* WORK REQUIRED: For the word "screenshot", count the lines of the data that include it and give only the total.

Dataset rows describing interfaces
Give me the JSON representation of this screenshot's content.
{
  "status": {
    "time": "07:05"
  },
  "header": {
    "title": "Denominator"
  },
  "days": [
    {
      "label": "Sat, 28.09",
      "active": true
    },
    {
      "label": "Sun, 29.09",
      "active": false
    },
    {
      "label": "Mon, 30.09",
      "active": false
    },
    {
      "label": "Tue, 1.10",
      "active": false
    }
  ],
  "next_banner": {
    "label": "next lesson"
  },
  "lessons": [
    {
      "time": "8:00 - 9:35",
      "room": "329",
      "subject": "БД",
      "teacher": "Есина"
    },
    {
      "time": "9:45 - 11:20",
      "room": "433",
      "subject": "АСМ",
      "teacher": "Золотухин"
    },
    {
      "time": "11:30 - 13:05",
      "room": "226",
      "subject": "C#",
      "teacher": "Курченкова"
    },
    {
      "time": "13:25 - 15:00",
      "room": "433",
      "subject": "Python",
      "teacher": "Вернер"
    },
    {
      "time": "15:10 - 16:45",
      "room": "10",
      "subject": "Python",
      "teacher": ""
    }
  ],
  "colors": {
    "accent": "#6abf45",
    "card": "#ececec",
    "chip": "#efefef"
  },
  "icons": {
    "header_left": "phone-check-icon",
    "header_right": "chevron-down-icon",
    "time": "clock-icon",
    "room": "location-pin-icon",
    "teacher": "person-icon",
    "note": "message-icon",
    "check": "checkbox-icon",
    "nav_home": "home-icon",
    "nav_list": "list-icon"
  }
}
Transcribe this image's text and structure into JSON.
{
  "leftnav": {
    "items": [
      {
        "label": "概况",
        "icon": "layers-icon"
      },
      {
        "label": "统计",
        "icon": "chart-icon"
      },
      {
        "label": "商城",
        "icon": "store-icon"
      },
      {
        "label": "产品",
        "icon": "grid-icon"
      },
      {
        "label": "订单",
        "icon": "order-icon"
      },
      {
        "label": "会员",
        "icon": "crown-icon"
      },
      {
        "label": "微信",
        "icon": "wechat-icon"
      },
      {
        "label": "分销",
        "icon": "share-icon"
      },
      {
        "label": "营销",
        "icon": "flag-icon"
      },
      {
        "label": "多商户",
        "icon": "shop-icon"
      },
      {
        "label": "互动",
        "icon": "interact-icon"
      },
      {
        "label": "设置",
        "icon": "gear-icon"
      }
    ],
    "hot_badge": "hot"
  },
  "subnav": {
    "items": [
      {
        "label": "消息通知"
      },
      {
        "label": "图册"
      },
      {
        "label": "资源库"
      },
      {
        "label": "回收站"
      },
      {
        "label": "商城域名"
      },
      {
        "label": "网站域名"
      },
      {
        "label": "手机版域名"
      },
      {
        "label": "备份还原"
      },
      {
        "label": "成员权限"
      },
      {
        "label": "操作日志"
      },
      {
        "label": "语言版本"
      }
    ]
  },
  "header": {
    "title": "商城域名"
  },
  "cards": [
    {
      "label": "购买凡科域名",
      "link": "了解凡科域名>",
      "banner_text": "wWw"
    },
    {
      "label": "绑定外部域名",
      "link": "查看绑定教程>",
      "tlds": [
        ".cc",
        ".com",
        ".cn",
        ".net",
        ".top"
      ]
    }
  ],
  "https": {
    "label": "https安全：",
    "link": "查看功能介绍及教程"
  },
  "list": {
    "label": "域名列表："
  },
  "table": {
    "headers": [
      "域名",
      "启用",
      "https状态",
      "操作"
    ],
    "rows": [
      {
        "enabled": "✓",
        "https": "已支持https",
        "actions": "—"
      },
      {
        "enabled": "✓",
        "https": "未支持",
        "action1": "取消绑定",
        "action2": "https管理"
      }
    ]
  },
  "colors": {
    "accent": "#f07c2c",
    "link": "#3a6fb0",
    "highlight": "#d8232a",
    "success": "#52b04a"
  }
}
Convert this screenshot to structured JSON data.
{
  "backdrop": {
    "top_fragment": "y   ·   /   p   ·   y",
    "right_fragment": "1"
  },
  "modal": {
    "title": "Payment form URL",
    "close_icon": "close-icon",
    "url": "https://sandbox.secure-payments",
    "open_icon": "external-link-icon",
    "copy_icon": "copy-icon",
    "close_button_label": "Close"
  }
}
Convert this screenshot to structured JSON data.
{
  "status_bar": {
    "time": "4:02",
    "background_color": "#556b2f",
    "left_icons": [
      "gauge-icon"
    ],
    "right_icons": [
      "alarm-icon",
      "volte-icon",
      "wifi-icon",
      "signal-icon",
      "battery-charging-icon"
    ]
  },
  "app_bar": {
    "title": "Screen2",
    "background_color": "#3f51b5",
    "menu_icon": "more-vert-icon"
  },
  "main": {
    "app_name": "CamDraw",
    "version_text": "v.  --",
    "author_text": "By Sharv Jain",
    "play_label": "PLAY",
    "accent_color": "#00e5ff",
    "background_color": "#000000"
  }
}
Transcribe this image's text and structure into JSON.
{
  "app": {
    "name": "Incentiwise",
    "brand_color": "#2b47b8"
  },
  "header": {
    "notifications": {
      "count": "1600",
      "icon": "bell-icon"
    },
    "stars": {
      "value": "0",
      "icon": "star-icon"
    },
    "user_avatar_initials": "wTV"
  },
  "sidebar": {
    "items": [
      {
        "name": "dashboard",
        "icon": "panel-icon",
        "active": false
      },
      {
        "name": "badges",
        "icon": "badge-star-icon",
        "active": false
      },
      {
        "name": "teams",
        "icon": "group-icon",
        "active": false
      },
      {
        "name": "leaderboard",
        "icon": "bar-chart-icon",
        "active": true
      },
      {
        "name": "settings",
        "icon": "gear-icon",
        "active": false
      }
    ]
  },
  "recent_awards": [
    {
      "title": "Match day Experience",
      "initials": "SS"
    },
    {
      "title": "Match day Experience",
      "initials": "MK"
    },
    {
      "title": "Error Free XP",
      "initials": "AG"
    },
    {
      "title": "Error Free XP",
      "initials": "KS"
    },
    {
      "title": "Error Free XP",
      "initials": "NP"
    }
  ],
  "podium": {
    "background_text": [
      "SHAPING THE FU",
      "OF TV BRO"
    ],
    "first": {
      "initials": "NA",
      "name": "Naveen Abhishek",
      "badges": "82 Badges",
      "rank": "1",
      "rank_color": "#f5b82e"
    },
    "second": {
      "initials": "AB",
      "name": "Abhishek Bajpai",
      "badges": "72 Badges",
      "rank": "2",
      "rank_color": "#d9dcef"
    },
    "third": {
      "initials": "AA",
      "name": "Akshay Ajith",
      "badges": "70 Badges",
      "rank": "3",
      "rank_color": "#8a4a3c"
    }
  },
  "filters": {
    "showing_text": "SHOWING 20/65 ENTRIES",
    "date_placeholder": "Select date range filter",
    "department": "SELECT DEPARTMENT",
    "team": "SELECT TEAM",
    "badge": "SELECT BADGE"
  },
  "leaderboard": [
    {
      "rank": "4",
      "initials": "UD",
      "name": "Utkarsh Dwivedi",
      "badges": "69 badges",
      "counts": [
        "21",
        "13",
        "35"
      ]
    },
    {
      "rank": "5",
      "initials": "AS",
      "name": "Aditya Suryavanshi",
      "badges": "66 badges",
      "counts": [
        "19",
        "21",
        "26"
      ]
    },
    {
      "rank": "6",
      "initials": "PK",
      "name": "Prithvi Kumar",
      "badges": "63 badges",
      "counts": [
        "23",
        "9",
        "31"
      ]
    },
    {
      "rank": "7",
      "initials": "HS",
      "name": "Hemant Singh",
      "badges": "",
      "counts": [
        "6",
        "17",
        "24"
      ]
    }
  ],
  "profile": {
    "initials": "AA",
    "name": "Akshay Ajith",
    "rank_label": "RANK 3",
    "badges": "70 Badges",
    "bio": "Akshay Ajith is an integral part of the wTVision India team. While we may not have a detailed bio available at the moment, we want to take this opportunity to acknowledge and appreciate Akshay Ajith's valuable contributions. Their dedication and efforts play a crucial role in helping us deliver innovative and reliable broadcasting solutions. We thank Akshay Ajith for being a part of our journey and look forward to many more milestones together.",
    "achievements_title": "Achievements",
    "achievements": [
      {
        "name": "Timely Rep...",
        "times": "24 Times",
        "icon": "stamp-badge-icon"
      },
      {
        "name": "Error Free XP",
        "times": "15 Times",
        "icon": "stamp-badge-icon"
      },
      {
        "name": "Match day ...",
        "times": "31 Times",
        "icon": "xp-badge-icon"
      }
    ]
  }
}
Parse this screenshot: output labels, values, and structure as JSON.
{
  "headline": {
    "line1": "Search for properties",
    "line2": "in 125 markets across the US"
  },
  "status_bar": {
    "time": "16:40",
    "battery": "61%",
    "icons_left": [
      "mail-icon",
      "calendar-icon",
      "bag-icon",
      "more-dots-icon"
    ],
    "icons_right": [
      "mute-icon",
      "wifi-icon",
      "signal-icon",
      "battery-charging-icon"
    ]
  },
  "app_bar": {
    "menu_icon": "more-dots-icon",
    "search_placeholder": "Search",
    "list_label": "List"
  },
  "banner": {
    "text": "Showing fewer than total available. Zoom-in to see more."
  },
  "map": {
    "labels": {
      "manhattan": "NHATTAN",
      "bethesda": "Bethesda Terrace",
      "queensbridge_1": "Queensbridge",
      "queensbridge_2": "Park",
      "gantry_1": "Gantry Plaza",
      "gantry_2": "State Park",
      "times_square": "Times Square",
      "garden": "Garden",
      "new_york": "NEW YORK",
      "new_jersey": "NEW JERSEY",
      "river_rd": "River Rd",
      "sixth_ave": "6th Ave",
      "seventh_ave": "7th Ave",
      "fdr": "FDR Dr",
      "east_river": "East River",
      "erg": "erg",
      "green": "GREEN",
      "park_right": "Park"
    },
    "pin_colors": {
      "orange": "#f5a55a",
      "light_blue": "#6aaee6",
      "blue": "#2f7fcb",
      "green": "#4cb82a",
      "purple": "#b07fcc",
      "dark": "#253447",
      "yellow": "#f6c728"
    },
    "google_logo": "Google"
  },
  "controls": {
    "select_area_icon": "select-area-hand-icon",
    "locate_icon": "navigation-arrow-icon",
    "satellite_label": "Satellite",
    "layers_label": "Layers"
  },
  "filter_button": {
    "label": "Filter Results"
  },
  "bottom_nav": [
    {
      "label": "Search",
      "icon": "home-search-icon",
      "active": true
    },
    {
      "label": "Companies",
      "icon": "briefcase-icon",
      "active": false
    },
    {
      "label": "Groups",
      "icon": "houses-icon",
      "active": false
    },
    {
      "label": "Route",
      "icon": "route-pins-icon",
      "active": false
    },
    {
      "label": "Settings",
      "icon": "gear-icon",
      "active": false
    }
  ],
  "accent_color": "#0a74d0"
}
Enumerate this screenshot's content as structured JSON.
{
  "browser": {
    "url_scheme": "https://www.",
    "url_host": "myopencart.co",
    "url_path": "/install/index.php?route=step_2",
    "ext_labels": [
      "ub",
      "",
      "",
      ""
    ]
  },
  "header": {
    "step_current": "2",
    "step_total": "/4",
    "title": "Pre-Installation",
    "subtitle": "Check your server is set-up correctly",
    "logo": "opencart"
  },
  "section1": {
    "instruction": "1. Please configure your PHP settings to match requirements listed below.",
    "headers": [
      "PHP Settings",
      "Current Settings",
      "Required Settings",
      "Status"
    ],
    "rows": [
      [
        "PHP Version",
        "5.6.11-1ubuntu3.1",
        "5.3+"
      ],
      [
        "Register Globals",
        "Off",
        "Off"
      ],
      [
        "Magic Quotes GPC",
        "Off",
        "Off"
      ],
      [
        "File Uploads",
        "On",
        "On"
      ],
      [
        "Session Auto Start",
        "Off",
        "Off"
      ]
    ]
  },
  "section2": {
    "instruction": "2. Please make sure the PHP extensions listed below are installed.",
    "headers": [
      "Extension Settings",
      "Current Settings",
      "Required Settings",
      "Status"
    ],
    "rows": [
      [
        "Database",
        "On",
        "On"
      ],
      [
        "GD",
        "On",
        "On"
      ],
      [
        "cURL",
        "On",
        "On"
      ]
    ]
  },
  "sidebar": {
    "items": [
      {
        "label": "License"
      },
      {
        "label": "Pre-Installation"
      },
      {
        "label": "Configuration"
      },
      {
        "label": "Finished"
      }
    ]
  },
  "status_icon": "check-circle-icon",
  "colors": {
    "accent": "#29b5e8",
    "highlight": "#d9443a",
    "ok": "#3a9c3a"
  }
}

* RESPONSE TO THE TASK: 5